Recently I facebooked an inquiry. What kind of a spiritual gathering would you take time to attend? Surprisingly in spite of this generation’s technological savvy and all their twittering, texting and social networking, many said they would opt for some good old time hospitality. Some churches have responded to the virtual age by using technology such as PDA’s to question preachers during the service and virtual churches allowing congregants to continue sitting at their computer to “worship” on Sunday mornings.

But the folks who responded to me were looking for time to sit around a circle with friends, enjoying a soft drink or even a beer as they grew their spiritual sensibilities. They wanted a respite from the electronics that characterize their days. As you think about it, they are seeking to return to the days of the early church when people gathered in a hospitable setting, shared a meal and wine and talked, prayed and enjoyed one another.

So we are going to give it a try. Beginning May 16th, Highlands will sponsor a weekly happy hour called “Beers and Bibles.” Anyone (21 years and older!) interested is welcome.

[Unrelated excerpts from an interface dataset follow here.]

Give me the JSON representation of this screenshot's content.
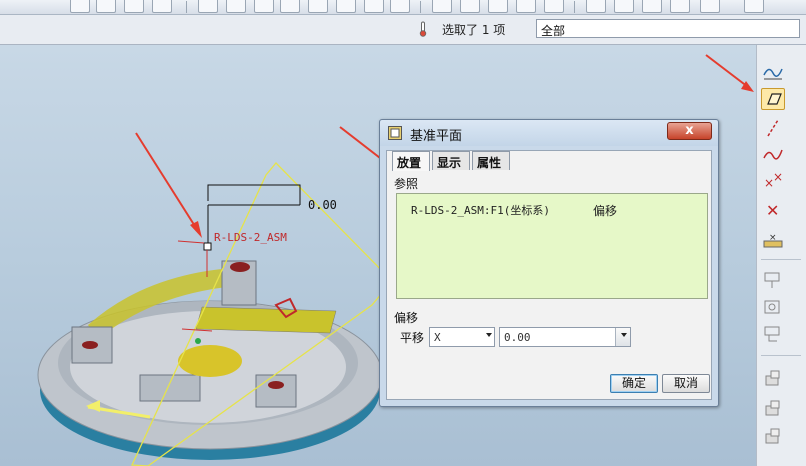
{
  "status_bar": {
    "selection_text": "选取了 1 项",
    "filter_value": "全部"
  },
  "model": {
    "csys_label": "R-LDS-2_ASM",
    "offset_value": "0.00"
  },
  "dialog": {
    "title": "基准平面",
    "close_label": "x",
    "tabs": [
      {
        "label": "放置",
        "active": true
      },
      {
        "label": "显示",
        "active": false
      },
      {
        "label": "属性",
        "active": false
      }
    ],
    "references_label": "参照",
    "reference_item": "R-LDS-2_ASM:F1(坐标系)",
    "reference_constraint": "偏移",
    "offset_section_label": "偏移",
    "translate_label": "平移",
    "axis_value": "X",
    "offset_input_value": "0.00",
    "ok_label": "确定",
    "cancel_label": "取消"
  },
  "right_toolbar": {
    "icons": [
      "datum-curve-icon",
      "datum-plane-icon",
      "datum-axis-icon",
      "sketch-curve-icon",
      "datum-point-icon",
      "datum-csys-icon",
      "analysis-icon",
      "feature-a-icon",
      "feature-b-icon",
      "feature-c-icon",
      "assembly-a-icon",
      "assembly-b-icon",
      "assembly-c-icon"
    ],
    "active_icon": "datum-plane-icon"
  },
  "colors": {
    "accent_arrow": "#e53c2e",
    "reference_box": "#e6f8c8",
    "plane_outline": "#e6e34a",
    "model_base": "#2a7fa1",
    "model_body": "#c9cdd3",
    "highlight_yellow": "#c9c32c"
  }
}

Bring an open mind, a desire to listen and learn and enough money to pick up your own tab. We’ll meet at 5:30 till 6:30 at Uncle Charlie’s.  I know this may not be for everybody, but then I know of no single spiritual experience that is.

Rev. Rodger McDaniel is the pastor at Highlands Presbyterian Church in Cheyenne. He has a Law Degree from the
University of Wyoming and a Masters of Divinity Degree from the Iliff School of Theology in Denver. He may be contacted at

1 comment:

  1. I'm the first commenter? You're kidding! I've had an active, vibrant relationship with God since 1972, and I've covered religion as a journalist since 1973. This may be the most brilliant idea I've heard in all that time. I wish you all the best with this activity, which I heard about on NPR. I'll stop in if I'm ever passing through at the right time!